5. Describe legal reason for terminating employees (e.g., employment at will, embezzlement, and violation of company policy).
6. Identify the legal issues and agencies related to managing a business in the global environment.
7. Define conflict of interest.
8. Identify how the legal system works.
9. Define contracts and torts and identify common business torts.
10. Identify types of intellectual propertY.
11. Identify pertinent EEO legislation.
12. Analyze contracts and company’s position to assist management in labor contract negotiations and monitor implementation of contract for compliance.
2. Analyze marketing information/research to make informed decisions.
3. Explain marketing concepts and identify and apply the components of the marketing mix.
4. Describe promotional strategies (e.g., telemarketing and e-commerce).
5. Analyze the impact of e-business on profitability.
6. Describe different pricing strategies and the importance of price.
7. Discuss ways to maintain product and service quality and customer satisfaction.
8. Explain the importance of packaging and branding in relation to customer/sales satisfaction.
9. Discuss the channels of distribution, distribution transportation, and product handling.

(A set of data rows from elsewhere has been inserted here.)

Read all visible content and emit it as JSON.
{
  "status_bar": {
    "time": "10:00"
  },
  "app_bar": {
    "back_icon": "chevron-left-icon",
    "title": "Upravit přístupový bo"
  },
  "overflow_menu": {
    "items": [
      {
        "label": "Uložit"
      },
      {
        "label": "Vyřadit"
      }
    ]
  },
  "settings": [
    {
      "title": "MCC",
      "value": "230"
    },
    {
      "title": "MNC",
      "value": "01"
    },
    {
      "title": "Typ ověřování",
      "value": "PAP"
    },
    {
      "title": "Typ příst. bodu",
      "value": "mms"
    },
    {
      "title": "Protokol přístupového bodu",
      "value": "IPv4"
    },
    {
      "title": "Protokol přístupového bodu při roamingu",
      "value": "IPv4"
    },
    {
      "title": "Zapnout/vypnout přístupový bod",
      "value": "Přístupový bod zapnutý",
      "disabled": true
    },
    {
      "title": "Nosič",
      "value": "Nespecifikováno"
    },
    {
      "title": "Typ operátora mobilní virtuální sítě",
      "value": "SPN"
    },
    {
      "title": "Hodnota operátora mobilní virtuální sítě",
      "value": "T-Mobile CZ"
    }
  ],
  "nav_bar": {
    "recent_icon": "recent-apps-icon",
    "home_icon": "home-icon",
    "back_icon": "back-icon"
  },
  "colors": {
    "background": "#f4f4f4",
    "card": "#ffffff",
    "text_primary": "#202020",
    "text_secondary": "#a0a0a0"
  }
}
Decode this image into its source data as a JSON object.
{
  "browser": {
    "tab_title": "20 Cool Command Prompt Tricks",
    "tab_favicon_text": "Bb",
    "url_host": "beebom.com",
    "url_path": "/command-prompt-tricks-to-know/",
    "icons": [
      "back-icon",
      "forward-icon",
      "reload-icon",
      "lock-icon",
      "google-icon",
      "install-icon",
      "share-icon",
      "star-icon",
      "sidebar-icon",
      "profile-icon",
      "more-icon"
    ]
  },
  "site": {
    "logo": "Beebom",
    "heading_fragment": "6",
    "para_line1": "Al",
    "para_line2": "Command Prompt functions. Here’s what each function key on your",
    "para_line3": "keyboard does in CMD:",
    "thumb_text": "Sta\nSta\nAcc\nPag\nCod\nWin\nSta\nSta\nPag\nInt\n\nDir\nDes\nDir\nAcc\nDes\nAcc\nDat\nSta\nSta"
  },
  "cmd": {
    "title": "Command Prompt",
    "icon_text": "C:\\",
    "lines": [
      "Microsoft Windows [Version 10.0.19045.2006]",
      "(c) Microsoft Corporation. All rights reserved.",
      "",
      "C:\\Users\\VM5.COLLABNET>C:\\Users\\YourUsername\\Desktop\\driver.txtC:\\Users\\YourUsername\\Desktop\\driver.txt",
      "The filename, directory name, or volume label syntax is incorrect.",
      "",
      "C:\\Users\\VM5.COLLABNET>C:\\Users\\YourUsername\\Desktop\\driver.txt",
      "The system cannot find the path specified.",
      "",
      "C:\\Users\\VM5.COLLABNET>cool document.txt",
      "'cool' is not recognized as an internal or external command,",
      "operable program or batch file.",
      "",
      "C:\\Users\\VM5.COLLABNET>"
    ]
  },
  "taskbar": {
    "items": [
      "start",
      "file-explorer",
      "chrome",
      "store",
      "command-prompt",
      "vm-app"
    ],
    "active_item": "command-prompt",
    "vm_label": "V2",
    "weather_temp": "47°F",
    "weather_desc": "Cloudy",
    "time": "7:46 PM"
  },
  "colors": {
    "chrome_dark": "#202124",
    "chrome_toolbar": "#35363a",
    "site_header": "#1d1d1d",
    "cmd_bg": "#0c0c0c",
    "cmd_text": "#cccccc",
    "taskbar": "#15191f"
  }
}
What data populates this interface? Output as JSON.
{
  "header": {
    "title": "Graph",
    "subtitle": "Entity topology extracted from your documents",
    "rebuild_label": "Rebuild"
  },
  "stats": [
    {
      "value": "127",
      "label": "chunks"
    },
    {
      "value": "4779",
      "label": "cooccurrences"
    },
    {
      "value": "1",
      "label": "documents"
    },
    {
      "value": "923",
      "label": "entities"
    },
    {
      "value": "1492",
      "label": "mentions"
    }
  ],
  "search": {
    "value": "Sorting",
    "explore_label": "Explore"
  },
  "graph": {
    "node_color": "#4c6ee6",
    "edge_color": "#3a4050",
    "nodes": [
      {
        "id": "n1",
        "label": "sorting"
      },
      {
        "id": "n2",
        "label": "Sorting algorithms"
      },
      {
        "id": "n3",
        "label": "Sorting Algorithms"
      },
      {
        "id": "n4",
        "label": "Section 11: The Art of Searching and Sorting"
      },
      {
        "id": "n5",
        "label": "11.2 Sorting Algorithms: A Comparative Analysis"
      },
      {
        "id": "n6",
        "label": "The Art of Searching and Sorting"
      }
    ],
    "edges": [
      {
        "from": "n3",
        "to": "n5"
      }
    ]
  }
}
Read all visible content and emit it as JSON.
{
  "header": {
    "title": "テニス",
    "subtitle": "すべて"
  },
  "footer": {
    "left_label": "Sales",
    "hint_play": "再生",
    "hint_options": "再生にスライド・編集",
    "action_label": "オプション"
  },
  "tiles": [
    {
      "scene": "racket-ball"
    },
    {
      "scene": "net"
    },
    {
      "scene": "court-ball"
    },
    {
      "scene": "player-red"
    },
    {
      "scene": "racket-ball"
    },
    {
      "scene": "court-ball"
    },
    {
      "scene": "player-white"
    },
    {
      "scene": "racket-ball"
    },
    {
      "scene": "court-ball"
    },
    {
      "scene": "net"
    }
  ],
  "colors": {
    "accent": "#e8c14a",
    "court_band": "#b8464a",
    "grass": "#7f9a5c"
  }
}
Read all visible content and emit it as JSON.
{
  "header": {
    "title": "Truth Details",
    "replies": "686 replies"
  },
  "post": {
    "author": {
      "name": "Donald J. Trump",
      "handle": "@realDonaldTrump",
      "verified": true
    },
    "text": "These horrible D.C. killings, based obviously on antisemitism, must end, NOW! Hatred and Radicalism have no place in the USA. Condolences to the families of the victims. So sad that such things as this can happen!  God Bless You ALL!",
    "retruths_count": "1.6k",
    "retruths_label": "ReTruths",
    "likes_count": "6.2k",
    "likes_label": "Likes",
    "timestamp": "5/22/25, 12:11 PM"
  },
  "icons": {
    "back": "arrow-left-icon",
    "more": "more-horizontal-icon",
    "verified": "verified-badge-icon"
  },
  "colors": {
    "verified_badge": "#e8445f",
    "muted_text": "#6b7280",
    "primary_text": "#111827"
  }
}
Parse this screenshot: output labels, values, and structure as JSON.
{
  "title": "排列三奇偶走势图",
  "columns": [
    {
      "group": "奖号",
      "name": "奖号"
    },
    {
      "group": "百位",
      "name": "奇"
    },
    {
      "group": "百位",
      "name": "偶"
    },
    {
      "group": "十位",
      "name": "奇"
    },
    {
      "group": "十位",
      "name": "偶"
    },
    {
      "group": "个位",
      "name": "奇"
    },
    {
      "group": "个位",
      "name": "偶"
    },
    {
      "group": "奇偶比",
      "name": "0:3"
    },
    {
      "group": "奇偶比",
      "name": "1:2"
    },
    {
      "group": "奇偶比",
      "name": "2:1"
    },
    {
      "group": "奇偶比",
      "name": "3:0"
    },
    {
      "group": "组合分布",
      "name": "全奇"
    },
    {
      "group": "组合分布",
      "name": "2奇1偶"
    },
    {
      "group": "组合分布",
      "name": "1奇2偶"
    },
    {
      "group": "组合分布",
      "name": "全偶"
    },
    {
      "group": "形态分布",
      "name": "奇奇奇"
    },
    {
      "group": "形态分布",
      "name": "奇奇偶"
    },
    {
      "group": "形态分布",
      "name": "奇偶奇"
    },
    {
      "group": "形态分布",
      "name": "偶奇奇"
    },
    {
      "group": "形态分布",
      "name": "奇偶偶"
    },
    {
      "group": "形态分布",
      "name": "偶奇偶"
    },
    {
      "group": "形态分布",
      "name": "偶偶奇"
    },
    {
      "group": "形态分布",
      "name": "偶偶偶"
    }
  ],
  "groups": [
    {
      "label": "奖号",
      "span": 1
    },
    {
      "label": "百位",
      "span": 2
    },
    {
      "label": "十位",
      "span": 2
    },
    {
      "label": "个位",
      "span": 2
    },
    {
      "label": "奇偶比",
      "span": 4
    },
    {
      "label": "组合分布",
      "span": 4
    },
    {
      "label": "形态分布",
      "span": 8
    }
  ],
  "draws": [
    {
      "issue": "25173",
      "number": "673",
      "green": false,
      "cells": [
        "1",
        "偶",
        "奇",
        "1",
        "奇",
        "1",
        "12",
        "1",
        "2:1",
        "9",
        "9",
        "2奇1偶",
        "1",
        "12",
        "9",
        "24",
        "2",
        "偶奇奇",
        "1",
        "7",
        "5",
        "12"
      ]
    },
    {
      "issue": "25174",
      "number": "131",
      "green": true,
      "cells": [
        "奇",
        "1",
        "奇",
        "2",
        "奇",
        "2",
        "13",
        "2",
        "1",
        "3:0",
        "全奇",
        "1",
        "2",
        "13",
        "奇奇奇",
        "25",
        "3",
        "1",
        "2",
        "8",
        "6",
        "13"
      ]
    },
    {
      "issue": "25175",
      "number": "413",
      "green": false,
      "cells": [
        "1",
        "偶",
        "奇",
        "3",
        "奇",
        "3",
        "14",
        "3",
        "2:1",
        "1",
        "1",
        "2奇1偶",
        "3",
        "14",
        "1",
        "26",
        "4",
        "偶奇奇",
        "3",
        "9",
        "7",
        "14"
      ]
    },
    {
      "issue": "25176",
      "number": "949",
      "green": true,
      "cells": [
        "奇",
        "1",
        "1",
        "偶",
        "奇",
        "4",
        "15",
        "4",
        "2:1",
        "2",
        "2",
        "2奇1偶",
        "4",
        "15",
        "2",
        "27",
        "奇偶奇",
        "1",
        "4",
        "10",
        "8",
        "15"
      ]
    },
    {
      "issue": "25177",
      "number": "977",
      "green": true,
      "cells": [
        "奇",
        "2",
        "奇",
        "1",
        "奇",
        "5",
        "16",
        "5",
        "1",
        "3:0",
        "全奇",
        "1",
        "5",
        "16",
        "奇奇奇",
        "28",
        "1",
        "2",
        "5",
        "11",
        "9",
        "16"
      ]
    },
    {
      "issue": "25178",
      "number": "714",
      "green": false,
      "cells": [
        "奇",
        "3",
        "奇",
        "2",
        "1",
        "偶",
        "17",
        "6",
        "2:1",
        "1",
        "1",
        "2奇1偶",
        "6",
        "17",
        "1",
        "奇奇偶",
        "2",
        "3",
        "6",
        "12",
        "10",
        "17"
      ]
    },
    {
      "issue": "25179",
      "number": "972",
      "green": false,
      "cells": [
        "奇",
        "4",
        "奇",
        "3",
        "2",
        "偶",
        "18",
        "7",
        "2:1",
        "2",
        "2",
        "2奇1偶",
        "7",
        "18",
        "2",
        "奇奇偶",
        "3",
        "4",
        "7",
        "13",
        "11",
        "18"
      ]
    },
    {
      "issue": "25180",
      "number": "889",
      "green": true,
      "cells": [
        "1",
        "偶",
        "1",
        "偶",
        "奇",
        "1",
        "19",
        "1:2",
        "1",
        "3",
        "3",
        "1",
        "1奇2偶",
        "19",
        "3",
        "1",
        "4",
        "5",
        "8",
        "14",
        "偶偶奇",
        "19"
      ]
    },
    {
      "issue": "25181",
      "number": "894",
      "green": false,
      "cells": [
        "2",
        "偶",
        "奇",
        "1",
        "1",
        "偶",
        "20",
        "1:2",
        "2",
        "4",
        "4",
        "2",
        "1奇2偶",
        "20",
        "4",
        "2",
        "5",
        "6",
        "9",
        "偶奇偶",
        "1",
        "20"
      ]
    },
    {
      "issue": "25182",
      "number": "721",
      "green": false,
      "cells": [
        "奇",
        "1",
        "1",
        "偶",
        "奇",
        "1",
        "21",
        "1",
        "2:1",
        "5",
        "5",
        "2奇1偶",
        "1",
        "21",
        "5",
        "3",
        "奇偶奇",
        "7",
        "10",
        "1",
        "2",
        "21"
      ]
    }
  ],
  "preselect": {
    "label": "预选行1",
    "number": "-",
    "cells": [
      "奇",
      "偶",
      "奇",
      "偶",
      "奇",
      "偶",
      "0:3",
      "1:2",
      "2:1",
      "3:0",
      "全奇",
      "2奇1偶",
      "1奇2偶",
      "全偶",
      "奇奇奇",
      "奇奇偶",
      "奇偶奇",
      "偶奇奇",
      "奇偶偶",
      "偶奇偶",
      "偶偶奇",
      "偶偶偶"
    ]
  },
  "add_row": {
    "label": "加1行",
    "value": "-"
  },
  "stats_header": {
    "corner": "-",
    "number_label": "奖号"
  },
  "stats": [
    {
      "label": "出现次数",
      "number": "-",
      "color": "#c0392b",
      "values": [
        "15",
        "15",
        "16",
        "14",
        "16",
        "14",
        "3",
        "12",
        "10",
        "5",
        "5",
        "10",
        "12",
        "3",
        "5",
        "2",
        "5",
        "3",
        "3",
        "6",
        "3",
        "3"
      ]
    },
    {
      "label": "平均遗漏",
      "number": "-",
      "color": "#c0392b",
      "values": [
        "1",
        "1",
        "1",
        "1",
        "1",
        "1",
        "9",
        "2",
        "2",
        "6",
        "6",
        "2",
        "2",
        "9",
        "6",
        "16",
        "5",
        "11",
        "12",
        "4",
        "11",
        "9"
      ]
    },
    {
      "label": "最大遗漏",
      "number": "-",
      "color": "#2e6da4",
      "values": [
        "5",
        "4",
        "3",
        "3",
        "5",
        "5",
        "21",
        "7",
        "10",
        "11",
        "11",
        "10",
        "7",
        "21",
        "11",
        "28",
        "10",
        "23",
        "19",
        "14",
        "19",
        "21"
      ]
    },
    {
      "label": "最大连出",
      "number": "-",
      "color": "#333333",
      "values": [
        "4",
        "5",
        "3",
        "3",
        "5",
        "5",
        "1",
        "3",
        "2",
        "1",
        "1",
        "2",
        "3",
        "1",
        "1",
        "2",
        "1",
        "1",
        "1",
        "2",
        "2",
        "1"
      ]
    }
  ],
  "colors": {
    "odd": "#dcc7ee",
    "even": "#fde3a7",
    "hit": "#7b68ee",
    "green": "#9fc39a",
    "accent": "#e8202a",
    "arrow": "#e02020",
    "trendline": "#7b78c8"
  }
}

10. Explain the nature and scope of product/service management.
2. Identify management levels and describe the interaction between and among management levels.
3. Identify kinds of managers, the basic management functions, and fundamental management skills.
4. Explain the importance of the history of management to include the Classical, Behavioral, and Quantitative Management perspectives.
5. Recognize the importance of the Systems Perspective and the Contingency Perspectives.
6. Identify contemporary management challenges and opportunities.
7. Analyze ownership change transactions (e.g., mergers, acquisitions, hostile takeovers, and restructuring).
8. Describe how to create, sustain, and change an organizational culture.
9. Distinguish between management and leadership.
10. Describe work teams and their functions.
11. Define control and show the role and importance of control.
12. Describe formal and informal, centralization and decentralization, and line and staff structures.
13. Describe the role of organized labor and its influences on business.
2. Identify the manner in which tax law is formulated.
3. Describe the influence of economic, social, equity, and political considerations on the development of the tax law.
4. Compare the taxation of individuals and corporations.
5. Identify fundamental considerations involved in tax planning and research tax laws and resources.
6. Determine the role that earnings and profits play in determining the tax treatment of distributions and dividends for shareholders.
7. Identify differences in tax accounting methods and financial accounting methods.
8. Compare the tax consequences corporations, partnerships and entrepreneurs.